We imagine that art shows are very stylish events, how did you choose what to wear?
Finding what to wear was not easy. I am very happy to put on my wellies and get muddy for shooting my favourite animals, but on a regular day, I like to dress up so I had to think about what to wear. I do not dress like an artist in a very flamboyant way either so I decided to be me and chose to wear a feminine dress. The process of deciding which dress was a funny event. I put one of my favourite shots in the background in my bedroom and took some selfies in front of it to see which dress would suit that horse hah hah. But this is exactly how I decided. Since most of the photos were dark and earthy colours, I quickly discarded, blues or greens. Black would be too dark, I wanted to stand out, so an orangey red dress was my choice and I am glad I chose that one. A number of people commented on the choice of the colour of my dress.
Last but not least, can you tell us about your favourite shot? What’s the story behind it?
It is so difficult to choose a shot as my favourite one. Somehow I have a strong connection with each and every one of them. I have lots of memories but I can share one of them here. We were in Portugal shooting Lusitanos and the owners kept bringing one beautiful horse after the other one for a performance. One stunning white Lusitano stallion came in and he was an absolute nut case. It started right away making a huge display of every move in the catalogue. It was rising, kicking and thumping its hooves on the floor. It was a mesmerising moment – a godsend moment for a photographer – and my camera froze!!! I was in horror, the horse was displaying an impossible to repeat show and my camera simply froze. After about 10 minutes, it decided to work and I managed to get a few shots but essentially missed 99% of the show. This is one of those shots that I managed to capture.
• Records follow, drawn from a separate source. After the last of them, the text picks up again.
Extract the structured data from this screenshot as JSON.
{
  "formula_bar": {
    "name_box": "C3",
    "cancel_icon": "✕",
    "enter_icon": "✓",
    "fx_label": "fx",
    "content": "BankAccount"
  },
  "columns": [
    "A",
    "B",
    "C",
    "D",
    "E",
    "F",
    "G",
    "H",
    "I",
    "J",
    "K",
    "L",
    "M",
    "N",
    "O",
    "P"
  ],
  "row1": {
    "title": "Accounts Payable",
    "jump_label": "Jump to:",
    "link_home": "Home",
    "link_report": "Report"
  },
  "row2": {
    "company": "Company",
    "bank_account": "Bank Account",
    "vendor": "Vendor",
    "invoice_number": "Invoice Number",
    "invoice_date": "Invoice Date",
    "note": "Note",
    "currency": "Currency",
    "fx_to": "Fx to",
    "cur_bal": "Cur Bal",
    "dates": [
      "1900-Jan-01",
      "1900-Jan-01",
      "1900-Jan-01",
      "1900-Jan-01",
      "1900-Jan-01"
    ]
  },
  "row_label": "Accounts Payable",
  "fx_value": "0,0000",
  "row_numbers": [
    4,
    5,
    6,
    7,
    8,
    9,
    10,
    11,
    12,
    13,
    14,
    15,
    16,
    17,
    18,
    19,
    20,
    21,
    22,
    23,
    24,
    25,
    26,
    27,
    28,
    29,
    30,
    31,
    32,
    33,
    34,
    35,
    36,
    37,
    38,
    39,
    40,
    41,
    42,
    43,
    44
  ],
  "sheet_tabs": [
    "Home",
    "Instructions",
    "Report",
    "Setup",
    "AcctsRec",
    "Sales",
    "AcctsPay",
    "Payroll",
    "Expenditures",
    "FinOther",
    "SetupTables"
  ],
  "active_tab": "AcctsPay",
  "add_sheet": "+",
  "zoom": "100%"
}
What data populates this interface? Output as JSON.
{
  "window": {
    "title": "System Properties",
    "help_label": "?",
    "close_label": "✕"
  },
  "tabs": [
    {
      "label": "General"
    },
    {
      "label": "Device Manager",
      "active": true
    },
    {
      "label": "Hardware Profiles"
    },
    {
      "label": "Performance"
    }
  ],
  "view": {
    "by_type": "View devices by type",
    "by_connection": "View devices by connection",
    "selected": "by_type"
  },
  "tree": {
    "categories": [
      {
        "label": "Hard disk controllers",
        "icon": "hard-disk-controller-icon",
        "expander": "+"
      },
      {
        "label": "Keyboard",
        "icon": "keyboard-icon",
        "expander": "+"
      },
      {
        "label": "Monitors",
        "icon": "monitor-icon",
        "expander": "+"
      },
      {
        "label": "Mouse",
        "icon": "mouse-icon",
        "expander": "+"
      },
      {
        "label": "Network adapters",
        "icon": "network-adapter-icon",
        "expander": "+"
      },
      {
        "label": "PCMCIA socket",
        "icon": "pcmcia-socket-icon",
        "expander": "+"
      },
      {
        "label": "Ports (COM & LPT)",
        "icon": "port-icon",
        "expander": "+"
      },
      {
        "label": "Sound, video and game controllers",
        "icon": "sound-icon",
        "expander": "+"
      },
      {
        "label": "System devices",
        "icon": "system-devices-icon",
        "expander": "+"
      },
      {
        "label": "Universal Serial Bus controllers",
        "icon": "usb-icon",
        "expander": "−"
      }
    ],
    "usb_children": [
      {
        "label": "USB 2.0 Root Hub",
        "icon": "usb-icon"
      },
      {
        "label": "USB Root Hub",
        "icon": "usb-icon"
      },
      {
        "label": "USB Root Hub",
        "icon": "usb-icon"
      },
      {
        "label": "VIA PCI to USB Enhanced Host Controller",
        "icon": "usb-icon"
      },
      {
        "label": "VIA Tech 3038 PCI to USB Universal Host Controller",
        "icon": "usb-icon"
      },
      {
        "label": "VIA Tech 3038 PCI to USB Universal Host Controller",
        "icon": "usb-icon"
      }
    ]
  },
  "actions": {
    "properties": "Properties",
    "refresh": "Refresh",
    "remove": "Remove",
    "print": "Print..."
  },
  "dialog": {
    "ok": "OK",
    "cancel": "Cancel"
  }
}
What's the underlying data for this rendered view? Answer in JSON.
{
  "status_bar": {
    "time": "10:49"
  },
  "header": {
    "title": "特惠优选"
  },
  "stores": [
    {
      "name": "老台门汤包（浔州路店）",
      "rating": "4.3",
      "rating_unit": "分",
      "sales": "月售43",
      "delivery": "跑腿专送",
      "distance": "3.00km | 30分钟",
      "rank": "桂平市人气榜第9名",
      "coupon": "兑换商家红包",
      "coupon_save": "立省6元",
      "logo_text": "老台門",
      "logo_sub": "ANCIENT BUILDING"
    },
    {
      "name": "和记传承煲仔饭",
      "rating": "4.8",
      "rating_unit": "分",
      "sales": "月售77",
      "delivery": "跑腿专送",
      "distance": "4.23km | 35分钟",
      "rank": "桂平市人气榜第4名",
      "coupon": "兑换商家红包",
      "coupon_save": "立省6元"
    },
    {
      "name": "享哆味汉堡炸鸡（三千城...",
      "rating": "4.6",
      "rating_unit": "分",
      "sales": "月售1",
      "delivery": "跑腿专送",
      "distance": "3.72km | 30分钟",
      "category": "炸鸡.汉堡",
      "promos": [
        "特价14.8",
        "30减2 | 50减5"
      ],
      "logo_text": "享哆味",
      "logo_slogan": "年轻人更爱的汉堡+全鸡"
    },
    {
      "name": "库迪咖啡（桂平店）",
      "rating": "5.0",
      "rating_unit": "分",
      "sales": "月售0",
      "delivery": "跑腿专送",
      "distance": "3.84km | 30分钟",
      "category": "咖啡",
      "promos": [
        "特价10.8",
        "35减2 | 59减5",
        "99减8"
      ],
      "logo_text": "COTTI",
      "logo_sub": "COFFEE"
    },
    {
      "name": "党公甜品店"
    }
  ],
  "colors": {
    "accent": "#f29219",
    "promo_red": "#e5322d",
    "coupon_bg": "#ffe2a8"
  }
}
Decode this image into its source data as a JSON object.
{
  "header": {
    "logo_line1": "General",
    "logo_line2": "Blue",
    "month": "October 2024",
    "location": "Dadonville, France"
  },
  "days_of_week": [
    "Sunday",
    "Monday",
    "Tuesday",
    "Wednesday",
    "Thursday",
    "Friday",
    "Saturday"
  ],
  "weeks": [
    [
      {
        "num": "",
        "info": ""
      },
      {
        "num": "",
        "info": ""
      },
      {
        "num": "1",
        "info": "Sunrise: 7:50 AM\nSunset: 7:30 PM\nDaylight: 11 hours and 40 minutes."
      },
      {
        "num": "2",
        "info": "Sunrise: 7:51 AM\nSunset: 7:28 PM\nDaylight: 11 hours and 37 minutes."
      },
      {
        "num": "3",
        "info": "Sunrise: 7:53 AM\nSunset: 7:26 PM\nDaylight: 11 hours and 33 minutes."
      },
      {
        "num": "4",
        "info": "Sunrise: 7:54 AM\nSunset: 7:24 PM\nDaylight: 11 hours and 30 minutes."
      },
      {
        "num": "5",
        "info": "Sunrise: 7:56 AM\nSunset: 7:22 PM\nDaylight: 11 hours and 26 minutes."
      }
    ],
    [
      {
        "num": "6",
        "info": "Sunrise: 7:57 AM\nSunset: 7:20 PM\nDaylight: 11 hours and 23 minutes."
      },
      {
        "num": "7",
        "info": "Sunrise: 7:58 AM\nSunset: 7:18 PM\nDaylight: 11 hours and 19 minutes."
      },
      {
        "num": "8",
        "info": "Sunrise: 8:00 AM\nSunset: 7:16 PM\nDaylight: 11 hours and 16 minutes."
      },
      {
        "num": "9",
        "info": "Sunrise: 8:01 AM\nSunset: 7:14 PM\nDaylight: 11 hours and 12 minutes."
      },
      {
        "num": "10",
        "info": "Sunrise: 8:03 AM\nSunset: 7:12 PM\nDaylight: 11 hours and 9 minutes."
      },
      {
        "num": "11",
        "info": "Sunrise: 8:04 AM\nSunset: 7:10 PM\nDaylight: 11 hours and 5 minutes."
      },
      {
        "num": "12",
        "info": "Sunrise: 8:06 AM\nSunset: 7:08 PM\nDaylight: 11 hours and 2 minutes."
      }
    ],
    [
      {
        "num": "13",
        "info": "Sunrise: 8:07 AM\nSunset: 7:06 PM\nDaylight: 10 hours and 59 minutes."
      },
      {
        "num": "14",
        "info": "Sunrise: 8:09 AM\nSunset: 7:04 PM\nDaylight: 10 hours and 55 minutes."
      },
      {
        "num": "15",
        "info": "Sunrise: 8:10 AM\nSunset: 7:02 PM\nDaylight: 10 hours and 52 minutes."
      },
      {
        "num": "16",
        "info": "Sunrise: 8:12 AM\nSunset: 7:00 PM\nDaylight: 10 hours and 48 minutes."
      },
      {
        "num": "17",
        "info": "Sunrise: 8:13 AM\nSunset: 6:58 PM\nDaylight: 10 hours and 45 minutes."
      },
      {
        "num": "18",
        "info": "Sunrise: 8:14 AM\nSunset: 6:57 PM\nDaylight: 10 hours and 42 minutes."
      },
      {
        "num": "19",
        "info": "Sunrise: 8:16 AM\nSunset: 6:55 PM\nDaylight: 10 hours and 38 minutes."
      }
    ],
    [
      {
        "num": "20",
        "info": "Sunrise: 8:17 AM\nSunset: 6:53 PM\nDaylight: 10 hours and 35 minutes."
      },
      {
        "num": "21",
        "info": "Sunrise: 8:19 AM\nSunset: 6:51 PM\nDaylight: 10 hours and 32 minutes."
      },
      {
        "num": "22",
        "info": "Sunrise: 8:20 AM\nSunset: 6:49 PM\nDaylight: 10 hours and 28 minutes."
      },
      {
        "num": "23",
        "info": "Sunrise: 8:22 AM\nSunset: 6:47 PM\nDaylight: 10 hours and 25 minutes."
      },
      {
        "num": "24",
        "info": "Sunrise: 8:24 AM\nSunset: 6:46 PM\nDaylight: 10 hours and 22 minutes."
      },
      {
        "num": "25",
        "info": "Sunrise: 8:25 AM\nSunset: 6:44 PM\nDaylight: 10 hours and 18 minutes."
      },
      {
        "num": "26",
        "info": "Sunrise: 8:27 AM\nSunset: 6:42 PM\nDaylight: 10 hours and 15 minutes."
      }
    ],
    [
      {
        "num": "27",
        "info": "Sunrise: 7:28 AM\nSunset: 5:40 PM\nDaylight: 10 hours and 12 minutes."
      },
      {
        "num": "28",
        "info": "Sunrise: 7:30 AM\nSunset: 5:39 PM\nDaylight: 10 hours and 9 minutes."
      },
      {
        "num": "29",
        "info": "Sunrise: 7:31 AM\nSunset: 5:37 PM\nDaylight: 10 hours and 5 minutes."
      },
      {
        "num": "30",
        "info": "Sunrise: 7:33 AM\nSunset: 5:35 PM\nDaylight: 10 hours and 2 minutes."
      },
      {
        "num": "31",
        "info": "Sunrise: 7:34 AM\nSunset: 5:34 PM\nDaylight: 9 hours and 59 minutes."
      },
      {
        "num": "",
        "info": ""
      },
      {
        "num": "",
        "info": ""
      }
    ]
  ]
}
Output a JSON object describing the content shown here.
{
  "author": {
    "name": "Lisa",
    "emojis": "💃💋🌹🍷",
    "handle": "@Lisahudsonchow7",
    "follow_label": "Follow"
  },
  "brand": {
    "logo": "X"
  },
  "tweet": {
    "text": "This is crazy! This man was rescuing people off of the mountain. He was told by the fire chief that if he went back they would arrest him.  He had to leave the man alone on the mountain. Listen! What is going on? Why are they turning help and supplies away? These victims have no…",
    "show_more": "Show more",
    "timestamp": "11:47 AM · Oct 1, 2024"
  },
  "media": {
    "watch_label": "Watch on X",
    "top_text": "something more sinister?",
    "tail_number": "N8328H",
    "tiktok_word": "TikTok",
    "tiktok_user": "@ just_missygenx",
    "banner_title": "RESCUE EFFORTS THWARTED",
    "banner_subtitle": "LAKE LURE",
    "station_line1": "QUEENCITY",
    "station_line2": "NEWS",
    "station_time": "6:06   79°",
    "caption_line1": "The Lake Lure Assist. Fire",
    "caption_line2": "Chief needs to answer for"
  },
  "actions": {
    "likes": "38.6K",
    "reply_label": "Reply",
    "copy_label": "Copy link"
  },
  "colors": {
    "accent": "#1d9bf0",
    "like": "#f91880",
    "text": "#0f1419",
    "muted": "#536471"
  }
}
Better than nothing.
See more of Nur’s beautiful work at: www.nurtucker.com
Video from Nur’s recent exhibition, ”The Majesty of the Horse’ at The Show Room Presents, London